**WHAT YOU WILL DO**
Working through the entries below, find how many lines include "Часы", then write only that number.

▬▬▬▬▬▬

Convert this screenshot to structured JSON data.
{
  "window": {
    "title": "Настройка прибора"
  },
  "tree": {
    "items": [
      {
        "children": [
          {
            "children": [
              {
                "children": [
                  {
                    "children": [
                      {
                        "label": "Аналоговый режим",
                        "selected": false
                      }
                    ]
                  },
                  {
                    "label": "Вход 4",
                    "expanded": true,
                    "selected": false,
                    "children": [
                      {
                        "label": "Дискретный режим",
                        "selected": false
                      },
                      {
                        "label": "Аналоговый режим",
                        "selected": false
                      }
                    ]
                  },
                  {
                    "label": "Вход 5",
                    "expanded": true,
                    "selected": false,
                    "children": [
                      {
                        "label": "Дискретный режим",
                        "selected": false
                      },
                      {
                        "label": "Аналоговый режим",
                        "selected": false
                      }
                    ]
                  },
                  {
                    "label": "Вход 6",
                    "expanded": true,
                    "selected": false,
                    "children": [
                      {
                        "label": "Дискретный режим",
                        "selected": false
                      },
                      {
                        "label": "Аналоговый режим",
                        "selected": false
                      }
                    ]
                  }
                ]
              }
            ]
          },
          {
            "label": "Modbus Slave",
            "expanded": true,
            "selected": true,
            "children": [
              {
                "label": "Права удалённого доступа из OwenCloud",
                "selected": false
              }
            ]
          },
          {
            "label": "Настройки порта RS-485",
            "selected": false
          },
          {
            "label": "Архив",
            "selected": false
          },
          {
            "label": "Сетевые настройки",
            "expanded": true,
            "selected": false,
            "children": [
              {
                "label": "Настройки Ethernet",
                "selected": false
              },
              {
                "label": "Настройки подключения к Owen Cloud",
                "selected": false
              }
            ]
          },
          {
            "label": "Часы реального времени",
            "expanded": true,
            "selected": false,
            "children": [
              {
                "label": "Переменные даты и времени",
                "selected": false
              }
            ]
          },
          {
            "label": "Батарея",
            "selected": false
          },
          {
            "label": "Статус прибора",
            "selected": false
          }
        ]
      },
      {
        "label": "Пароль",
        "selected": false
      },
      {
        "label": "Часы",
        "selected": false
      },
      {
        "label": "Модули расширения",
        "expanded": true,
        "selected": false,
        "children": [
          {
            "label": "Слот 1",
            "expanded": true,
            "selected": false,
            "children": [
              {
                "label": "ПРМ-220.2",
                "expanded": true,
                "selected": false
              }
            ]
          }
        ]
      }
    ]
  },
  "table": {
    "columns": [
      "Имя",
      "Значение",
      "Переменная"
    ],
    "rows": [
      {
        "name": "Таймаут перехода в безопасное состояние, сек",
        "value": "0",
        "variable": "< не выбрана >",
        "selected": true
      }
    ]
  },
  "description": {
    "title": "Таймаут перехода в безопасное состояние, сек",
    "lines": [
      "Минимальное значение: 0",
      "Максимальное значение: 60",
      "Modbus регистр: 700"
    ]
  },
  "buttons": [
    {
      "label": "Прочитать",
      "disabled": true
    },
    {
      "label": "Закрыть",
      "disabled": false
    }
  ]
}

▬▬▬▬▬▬

**RESPONSE BELOW**
2